Its a shopping mall just at the Red Square. Its the most beatifull and big building there. You can't never miss it.
Its beatifull also inside, as it look like a street inside with its corridors. Even you don't shop, just get inside and enjoy yourself.
Izmaylovo Market is a sprawling area also known as the nisazh market is packed with art hand made crafts and antiques.
What to buy: Original range of matryoshki, pelekh and khokhloma were
What to pay: Dont expect too much flexibility in the prices
These little shops sell virtually everything. They are good for window shopping and in winter they are not out in the street. You find them in underpasses and near metro entrances.
What to buy: Toilettries, huts, stockings, CD's and DVD's, drinks, snacks, paper tissues, magazines, maps, telephone cards, flowers, etc. etc.
What to pay: normal prices
TSUM is one of the largest and most successful department stores in Russia. Central Universal Store (TSUM) is located in the very center of Moscow ? next to the Red Square and the Bolshoi Theater. Opening hours are 9 am till 10 pm Monday to Saturday, 9 am till 9 pm on Sunday.
TSUM?s history started in 1885, when two entrepreneurs from Scotland, Archibald Mirielees and Andrew Muir opened the first department store in Russia. By the beginning of the XIX century it united over 80 departments and was one of the best in Europe together with Harrods in London. In 1922 the Soviet authorities made it the central store of the nation and from that time the store bears the name known to several generations of Muscovites ? TSUM. Nowadays it is equipped with modern lifts, state of art escalators and is decorated in accordance with the highest international standards.
In 1992 TSUM changed its legal status and became an open joint stock venture. In 1995 it was decided to reconstruct the TSUM building in order to expand the sales grounds and optimize the structure of departments. The reconstruction cost TSUM about 22 million dollars.
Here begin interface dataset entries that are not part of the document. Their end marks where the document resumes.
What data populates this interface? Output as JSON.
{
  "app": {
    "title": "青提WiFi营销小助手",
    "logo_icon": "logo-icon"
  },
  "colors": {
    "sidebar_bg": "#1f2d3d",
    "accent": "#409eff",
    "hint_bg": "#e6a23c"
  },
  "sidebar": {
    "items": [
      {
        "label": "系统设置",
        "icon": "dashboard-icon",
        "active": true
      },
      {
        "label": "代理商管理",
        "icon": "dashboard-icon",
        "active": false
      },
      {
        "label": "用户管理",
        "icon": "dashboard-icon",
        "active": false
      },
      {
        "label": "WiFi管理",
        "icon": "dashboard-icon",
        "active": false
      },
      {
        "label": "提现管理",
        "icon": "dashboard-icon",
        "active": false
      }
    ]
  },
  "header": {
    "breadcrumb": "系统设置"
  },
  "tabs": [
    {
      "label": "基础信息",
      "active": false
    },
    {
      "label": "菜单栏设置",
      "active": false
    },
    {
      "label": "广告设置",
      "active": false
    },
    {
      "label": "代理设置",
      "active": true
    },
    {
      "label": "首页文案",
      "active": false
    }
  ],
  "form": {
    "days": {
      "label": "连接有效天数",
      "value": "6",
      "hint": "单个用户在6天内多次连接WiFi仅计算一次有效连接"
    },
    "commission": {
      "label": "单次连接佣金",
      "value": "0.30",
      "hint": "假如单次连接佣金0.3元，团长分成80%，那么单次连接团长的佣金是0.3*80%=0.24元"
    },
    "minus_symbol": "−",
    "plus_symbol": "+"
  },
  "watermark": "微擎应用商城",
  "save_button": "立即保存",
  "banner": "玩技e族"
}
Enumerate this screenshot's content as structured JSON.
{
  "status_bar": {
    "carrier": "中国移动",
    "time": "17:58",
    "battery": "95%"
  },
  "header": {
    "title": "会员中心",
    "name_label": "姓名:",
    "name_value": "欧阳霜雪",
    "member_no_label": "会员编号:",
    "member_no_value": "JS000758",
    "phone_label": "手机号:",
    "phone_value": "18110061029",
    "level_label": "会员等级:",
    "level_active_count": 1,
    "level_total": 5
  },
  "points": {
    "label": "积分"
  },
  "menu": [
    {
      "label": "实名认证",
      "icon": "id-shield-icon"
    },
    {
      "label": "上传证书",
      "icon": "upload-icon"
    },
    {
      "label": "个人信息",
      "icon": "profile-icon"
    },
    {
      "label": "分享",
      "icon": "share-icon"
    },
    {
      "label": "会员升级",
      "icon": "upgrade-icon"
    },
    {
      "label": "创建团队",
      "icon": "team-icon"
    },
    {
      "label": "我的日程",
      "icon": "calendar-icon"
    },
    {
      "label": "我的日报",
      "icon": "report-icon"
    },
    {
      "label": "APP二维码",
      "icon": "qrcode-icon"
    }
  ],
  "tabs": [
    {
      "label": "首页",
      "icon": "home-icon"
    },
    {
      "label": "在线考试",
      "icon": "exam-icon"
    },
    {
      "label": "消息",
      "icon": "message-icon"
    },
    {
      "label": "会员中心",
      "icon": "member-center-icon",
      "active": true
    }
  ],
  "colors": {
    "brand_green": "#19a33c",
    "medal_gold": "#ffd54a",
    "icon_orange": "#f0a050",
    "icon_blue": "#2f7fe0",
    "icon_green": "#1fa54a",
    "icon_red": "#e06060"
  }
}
What to buy: clothes, shoes, accessories
What to pay: it's not the cheapest shop in Moscow :) you can be shocked of some prices